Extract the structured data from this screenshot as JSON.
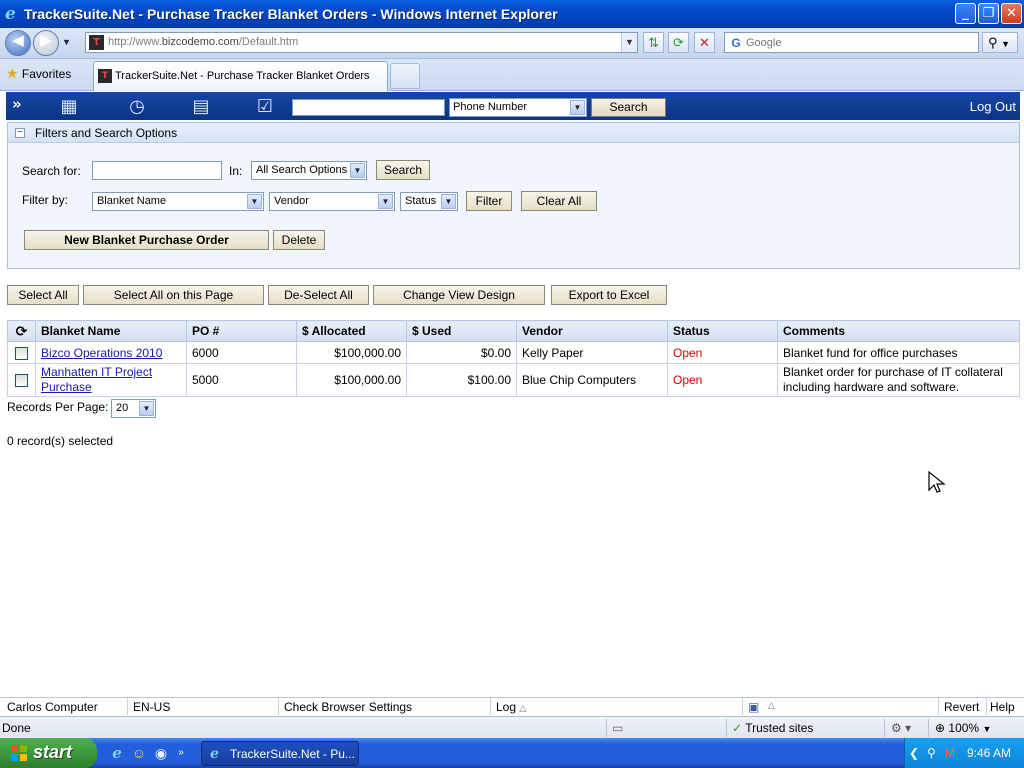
{
  "window": {
    "title": "TrackerSuite.Net - Purchase Tracker Blanket Orders - Windows Internet Explorer",
    "minimize": "_",
    "restore": "❐",
    "close": "✕"
  },
  "browser": {
    "url_prefix": "http://www.",
    "url_host": "bizcodemo.com",
    "url_path": "/Default.htm",
    "search_placeholder": "Google",
    "favorites_label": "Favorites",
    "tab_title": "TrackerSuite.Net - Purchase Tracker Blanket Orders",
    "status_text": "Done",
    "zone": "Trusted sites",
    "zoom": "100%"
  },
  "toolbar": {
    "quick_search_option": "Phone Number",
    "search_label": "Search",
    "logout_label": "Log Out"
  },
  "filters": {
    "header": "Filters and Search Options",
    "search_for_label": "Search for:",
    "in_label": "In:",
    "in_option": "All Search Options",
    "search_button": "Search",
    "filter_by_label": "Filter by:",
    "filter1": "Blanket Name",
    "filter2": "Vendor",
    "filter3": "Status",
    "filter_button": "Filter",
    "clear_button": "Clear All",
    "new_button": "New Blanket Purchase Order",
    "delete_button": "Delete"
  },
  "actions": {
    "select_all": "Select All",
    "select_page": "Select All on this Page",
    "deselect_all": "De-Select All",
    "change_view": "Change View Design",
    "export": "Export to Excel"
  },
  "grid": {
    "columns": [
      "Blanket Name",
      "PO #",
      "$ Allocated",
      "$ Used",
      "Vendor",
      "Status",
      "Comments"
    ],
    "rows": [
      {
        "name": "Bizco Operations 2010",
        "po": "6000",
        "allocated": "$100,000.00",
        "used": "$0.00",
        "vendor": "Kelly Paper",
        "status": "Open",
        "comments": "Blanket fund for office purchases"
      },
      {
        "name": "Manhatten IT Project Purchase",
        "po": "5000",
        "allocated": "$100,000.00",
        "used": "$100.00",
        "vendor": "Blue Chip Computers",
        "status": "Open",
        "comments": "Blanket order for purchase of IT collateral including hardware and software."
      }
    ],
    "records_per_page_label": "Records Per Page:",
    "records_per_page": "20",
    "selected_count": "0 record(s) selected"
  },
  "footer": {
    "user": "Carlos Computer",
    "locale": "EN-US",
    "check_browser": "Check Browser Settings",
    "log": "Log",
    "revert": "Revert",
    "help": "Help"
  },
  "taskbar": {
    "start": "start",
    "task_title": "TrackerSuite.Net - Pu...",
    "clock": "9:46 AM"
  },
  "colors": {
    "status_open": "#e00000",
    "link": "#1a1aa8",
    "toolbar_blue": "#0b3386"
  }
}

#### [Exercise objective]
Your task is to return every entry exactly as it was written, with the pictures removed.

#### [Solution for this problem]
Extract the structured data from this screenshot as JSON.
{
  "window": {
    "title": "TrackerSuite.Net - Purchase Tracker Blanket Orders - Windows Internet Explorer",
    "minimize": "_",
    "restore": "❐",
    "close": "✕"
  },
  "browser": {
    "url_prefix": "http://www.",
    "url_host": "bizcodemo.com",
    "url_path": "/Default.htm",
    "search_placeholder": "Google",
    "favorites_label": "Favorites",
    "tab_title": "TrackerSuite.Net - Purchase Tracker Blanket Orders",
    "status_text": "Done",
    "zone": "Trusted sites",
    "zoom": "100%"
  },
  "toolbar": {
    "quick_search_option": "Phone Number",
    "search_label": "Search",
    "logout_label": "Log Out"
  },
  "filters": {
    "header": "Filters and Search Options",
    "search_for_label": "Search for:",
    "in_label": "In:",
    "in_option": "All Search Options",
    "search_button": "Search",
    "filter_by_label": "Filter by:",
    "filter1": "Blanket Name",
    "filter2": "Vendor",
    "filter3": "Status",
    "filter_button": "Filter",
    "clear_button": "Clear All",
    "new_button": "New Blanket Purchase Order",
    "delete_button": "Delete"
  },
  "actions": {
    "select_all": "Select All",
    "select_page": "Select All on this Page",
    "deselect_all": "De-Select All",
    "change_view": "Change View Design",
    "export": "Export to Excel"
  },
  "grid": {
    "columns": [
      "Blanket Name",
      "PO #",
      "$ Allocated",
      "$ Used",
      "Vendor",
      "Status",
      "Comments"
    ],
    "rows": [
      {
        "name": "Bizco Operations 2010",
        "po": "6000",
        "allocated": "$100,000.00",
        "used": "$0.00",
        "vendor": "Kelly Paper",
        "status": "Open",
        "comments": "Blanket fund for office purchases"
      },
      {
        "name": "Manhatten IT Project Purchase",
        "po": "5000",
        "allocated": "$100,000.00",
        "used": "$100.00",
        "vendor": "Blue Chip Computers",
        "status": "Open",
        "comments": "Blanket order for purchase of IT collateral including hardware and software."
      }
    ],
    "records_per_page_label": "Records Per Page:",
    "records_per_page": "20",
    "selected_count": "0 record(s) selected"
  },
  "footer": {
    "user": "Carlos Computer",
    "locale": "EN-US",
    "check_browser": "Check Browser Settings",
    "log": "Log",
    "revert": "Revert",
    "help": "Help"
  },
  "taskbar": {
    "start": "start",
    "task_title": "TrackerSuite.Net - Pu...",
    "clock": "9:46 AM"
  },
  "colors": {
    "status_open": "#e00000",
    "link": "#1a1aa8",
    "toolbar_blue": "#0b3386"
  }
}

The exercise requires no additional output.